Work instructions:
Go over the data and keep only the lines that include "contract".

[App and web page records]
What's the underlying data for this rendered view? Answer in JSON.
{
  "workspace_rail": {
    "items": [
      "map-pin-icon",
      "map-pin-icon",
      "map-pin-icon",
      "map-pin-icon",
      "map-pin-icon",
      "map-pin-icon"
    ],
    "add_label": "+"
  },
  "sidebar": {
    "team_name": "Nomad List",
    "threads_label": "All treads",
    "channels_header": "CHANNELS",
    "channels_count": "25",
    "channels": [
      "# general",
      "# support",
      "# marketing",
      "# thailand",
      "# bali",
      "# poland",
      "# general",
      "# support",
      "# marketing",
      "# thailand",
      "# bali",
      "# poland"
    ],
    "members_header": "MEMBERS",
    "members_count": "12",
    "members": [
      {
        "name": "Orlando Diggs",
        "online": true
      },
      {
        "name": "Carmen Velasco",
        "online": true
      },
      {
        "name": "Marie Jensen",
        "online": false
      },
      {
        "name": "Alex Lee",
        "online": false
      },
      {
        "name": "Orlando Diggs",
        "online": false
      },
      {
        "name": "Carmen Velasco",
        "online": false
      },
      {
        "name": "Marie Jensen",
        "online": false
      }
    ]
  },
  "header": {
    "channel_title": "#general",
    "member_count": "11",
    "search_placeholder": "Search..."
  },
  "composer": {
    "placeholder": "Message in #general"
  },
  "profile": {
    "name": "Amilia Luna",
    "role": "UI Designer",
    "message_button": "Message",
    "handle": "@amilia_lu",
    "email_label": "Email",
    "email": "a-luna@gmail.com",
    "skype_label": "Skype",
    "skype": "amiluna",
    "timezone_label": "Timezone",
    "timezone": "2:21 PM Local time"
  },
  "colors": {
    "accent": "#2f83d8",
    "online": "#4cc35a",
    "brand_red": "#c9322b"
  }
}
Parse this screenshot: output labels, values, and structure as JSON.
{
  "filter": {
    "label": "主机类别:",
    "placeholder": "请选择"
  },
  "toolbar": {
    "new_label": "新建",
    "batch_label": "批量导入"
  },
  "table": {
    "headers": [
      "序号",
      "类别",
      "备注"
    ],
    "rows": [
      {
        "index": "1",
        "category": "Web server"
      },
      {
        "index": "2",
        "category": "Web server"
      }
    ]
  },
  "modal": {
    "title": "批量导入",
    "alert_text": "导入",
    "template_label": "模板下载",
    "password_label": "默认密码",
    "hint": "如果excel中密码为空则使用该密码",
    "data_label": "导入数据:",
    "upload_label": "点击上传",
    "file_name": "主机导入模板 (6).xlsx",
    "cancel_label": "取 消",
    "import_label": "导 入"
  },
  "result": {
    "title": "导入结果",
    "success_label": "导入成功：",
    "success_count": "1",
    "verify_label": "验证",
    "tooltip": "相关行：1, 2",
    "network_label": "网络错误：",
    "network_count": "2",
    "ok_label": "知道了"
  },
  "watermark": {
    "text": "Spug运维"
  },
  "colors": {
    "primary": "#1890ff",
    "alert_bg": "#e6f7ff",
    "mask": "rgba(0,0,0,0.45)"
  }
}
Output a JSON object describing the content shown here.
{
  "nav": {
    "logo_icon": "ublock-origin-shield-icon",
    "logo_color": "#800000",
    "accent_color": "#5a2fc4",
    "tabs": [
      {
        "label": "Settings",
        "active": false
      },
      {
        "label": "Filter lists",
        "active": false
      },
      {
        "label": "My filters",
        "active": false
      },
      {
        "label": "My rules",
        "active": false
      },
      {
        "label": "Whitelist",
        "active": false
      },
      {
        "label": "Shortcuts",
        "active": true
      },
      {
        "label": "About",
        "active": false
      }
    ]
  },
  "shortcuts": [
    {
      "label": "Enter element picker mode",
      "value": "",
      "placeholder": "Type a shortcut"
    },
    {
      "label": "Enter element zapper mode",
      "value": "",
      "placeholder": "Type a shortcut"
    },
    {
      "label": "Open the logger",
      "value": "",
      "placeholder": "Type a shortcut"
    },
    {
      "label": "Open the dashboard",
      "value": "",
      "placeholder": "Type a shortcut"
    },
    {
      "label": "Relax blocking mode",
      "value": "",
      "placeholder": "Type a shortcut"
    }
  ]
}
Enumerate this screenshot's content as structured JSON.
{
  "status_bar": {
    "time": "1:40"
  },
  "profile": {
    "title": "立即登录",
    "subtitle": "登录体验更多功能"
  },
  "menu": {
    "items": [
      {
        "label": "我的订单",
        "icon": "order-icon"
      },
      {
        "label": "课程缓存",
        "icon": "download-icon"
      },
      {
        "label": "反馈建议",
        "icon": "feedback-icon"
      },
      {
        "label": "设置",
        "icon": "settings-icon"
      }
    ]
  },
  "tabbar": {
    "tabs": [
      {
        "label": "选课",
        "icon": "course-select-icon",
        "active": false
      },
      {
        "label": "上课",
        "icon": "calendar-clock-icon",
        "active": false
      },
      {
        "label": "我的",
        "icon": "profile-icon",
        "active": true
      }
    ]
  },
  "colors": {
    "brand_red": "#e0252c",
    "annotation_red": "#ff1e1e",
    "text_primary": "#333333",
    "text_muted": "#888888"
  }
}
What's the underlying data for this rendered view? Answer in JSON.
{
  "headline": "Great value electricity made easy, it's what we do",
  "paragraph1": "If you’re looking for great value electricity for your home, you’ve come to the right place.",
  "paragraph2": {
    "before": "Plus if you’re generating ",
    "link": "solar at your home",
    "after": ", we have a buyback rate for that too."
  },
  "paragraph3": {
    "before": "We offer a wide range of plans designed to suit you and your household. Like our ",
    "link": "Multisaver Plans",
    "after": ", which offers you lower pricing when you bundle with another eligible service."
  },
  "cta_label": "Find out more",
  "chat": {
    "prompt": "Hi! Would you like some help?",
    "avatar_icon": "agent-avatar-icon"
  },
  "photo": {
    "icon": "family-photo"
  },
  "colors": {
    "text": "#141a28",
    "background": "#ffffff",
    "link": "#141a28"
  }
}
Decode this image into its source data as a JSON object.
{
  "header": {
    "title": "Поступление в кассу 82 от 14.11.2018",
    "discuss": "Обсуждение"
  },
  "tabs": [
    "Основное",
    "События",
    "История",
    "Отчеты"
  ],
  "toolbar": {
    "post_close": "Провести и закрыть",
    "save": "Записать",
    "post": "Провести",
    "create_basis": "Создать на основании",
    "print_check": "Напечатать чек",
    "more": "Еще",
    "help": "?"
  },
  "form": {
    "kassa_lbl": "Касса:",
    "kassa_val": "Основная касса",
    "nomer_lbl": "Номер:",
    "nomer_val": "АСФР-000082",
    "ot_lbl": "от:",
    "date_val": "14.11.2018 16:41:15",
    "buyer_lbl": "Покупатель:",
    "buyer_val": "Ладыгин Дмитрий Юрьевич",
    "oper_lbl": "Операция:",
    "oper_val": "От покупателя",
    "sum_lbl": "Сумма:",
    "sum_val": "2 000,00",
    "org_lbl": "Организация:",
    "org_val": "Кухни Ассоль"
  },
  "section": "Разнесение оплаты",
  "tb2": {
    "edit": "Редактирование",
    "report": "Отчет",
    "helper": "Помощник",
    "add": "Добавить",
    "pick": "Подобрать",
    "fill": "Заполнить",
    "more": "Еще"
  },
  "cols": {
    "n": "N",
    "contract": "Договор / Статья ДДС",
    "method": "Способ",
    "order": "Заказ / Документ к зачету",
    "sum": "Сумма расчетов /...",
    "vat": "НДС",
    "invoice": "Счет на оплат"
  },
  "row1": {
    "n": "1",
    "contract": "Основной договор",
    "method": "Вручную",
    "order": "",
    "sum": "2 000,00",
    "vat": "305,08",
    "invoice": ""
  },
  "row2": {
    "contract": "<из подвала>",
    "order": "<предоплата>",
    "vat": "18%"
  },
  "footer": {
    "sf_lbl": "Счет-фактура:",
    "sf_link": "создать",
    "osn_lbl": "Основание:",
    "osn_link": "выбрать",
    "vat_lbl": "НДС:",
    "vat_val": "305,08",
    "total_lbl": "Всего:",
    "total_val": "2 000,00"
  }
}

Answer to this task:
    "contract": "Договор / Статья ДДС",
    "contract": "Основной договор",
    "contract": "<из подвала>",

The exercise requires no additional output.